- Profitable upgrades
In the beginning, React Native has caused difficulties in working on mobile apps. Organizational and technical issues lead to delays in projects and resentment amongst developers. However, the most recent upgrades have raised the awareness of the benefits coming from using this hybrid framework. Teams can even achieve unexpected results, such as building shared element transitions and parallax. Moreover, developers working on React Native can improve the performance of some screens, which were known for the frequent dropping of frames by far.
React Native – main drawbacks
- It’s still no match for native solutions
- Difficulties in debugging
- Not adapted to build highly advanced apps
If you’re planning to create a mobile app with complex gestures and effects, React Native is not for you. You’re probably aiming for developing screen transitions, animations, interactions, etc. Only native programming languages guarantee to implement these features smoothly. React Native tries to overcome this obstacle with a gesture responder system, but it’s still more compatible with basic applications. The problem remains with the complex apps. The reasons for that are unified APIs of iOS and Android that differ from each other. They can’t cooperate in the same framework.
React Native – conclusion

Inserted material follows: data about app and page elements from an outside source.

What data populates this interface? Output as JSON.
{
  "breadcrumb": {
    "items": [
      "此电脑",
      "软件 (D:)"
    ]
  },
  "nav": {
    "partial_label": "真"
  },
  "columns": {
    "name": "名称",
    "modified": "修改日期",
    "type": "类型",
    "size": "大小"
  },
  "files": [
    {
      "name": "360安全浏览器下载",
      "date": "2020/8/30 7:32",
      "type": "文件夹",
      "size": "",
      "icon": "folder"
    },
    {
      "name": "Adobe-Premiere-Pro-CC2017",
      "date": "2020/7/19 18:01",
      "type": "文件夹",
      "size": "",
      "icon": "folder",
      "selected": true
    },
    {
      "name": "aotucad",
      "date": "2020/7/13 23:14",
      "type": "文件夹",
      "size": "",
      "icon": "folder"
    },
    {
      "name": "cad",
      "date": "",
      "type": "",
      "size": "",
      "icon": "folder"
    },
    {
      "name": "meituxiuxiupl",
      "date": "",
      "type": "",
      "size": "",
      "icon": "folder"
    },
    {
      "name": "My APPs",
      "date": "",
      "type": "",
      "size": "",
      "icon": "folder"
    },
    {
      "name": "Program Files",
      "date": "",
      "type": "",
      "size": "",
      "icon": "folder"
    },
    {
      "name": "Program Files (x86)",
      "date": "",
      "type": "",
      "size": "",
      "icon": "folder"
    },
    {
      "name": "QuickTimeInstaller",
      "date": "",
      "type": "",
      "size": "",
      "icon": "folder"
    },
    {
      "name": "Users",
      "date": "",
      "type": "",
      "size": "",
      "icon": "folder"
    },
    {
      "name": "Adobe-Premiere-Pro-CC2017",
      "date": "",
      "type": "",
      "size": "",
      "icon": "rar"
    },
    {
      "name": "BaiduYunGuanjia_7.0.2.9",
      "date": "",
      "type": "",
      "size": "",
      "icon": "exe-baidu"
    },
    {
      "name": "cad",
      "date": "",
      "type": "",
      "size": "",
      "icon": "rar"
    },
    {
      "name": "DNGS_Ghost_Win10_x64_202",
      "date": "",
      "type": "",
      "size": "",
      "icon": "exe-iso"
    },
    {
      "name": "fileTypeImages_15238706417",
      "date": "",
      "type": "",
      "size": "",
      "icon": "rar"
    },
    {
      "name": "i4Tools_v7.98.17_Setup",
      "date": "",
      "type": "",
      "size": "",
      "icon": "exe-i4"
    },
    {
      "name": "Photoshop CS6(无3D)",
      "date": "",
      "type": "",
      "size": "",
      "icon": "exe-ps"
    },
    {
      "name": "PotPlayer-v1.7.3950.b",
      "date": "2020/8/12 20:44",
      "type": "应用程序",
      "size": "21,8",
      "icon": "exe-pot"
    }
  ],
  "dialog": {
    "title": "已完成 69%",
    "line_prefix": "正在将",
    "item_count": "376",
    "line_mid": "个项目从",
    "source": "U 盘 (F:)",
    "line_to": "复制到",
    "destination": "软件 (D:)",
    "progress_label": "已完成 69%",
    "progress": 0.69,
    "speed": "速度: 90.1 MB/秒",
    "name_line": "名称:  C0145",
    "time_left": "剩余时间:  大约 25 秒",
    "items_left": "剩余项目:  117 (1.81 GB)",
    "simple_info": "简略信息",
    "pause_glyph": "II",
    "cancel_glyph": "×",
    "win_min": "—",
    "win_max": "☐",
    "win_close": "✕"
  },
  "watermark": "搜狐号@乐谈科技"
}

Remember the stats I quoted in the Flutter paragraph? I mean the Statista ones. According to them, React Native is the second most popular cross-platform framework for mobile apps. The position is still strong, but we can see that in 2021 its popularity dropped from 42% to 38% and Flutter is the one who seizes the throne now. And, if no breakthrough happens, I predict that the drop may continue in 2022.
It’s because developers are more and more frustrated with the distance that divides React Native from native solutions. The demand for complex, well-developed mobile apps is still growing. Closing the gap to Flutter and native languages is the biggest challenge for React Native in the upcoming year.
Remember the open questions from the beginning? I’m sure that taking this knowledge pill has facilitated the quest for finding the mobile app trend that appeals to you the most. There are many variables, starting with the crucial one – whether you’re planning to focus your app on Android, iOS, or both. As for now, Kotlin is still great for Android, Swift for iOS, while Flutter and React Native can work as solutions to combine these operating systems. But, these characteristics are changing, especially with the programming languages. That’s a general view with more information in every paragraph. So, considering the topic of this article, what are your new year’s resolutions?